Will they like it? Will they do well? Will they be happy? Will I be happy?
What if I make the wrong choice?
Making decisions about the important stuff in life can be difficult and the pressure is often far greater when we’re making choices for others, particularly our kids.
With the deadline for primary school choices on the horizon, you might be wondering how to choose the best place for your child. Values can be a great place to start.
Values are the things that are important to us, the things that really matter and by aligning our values with our choices, we can create clear direction, energy, engagement and fulfilment. Conversely, when we lose sight of our core values, which often happens when we take on greater responsibility, lose our sense of self, or find ourselves swayed by the views of others, it can lead to dissatisfaction, disengagement, and a lack of direction.

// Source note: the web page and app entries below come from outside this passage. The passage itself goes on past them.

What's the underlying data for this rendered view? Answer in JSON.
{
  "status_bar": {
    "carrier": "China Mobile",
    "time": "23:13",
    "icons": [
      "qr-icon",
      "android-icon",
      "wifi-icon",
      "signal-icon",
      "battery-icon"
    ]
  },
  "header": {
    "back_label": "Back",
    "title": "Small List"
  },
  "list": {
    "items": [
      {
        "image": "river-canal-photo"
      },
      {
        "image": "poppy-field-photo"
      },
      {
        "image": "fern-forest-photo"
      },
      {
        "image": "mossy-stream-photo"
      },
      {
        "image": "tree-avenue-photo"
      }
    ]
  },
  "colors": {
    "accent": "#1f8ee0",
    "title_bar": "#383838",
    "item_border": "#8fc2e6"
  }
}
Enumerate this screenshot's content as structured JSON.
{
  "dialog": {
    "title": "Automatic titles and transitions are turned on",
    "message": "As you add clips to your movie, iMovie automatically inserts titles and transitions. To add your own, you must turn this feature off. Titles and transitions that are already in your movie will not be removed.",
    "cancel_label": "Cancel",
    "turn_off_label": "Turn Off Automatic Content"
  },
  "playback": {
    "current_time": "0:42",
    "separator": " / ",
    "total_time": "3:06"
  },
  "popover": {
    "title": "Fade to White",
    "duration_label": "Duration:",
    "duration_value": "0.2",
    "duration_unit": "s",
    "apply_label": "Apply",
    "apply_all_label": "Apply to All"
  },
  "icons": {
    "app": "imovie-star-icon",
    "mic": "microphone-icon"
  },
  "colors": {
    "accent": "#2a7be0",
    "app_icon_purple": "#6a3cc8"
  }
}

So when it comes to making this important decision about your child’s education, here are 3 ways to make a values-based choice:
1.Identify your values
Before you start scrolling through school websites and others’ recommendations, make some time to start with you and your child and ask yourself some questions. What’s important to you? What are the qualities that you praise/ encourage/ see as important in your child? And, equally importantly, what really matters to your child? What do they need to flourish at school? Examples might include creativity, ambition, kindness, work/ life balance, respect, authenticity, inspiration, happiness.
2. Do your research
Ofsted reports and results will only ever give you part of the story of a school. What’s important to the school? What are their values? Do you see and/ or feel them as part of the website, communication with and from the school, the school environment, your school visit, conversations with the students and staff? Be sure to talk to more than one person to get a real sense of what the school is like for those currently there.
3. Aim for alignment
Having identified your values, and those of the schools you’ve looked at, you can now identify the closest match. But remember that there may need to be compromise, something that parenting teacher and clinical psychologist Dr Shefali Tsabury talks about in a recent episode of the brilliant The Motherkind Podcast (listen here). If, for example, your choice involves costly wraparound care or fees that you really can’t stretch to, or the school’s results are fantastic but it doesn’t appear to provide the nurturing environment that you know your child needs, this isn’t true alignment.
If you’d like to learn more about Values, how they can help you in your life and career, and give you a stronger sense of what’s important this Christmas, and for the start of 2020, I’d love you to join me at one of my next small group workshops in Marlow on:
This post was written and first published on Mums About Cookham – click HERE for this and other great blog pieces for Mums living in and around the Cookham area.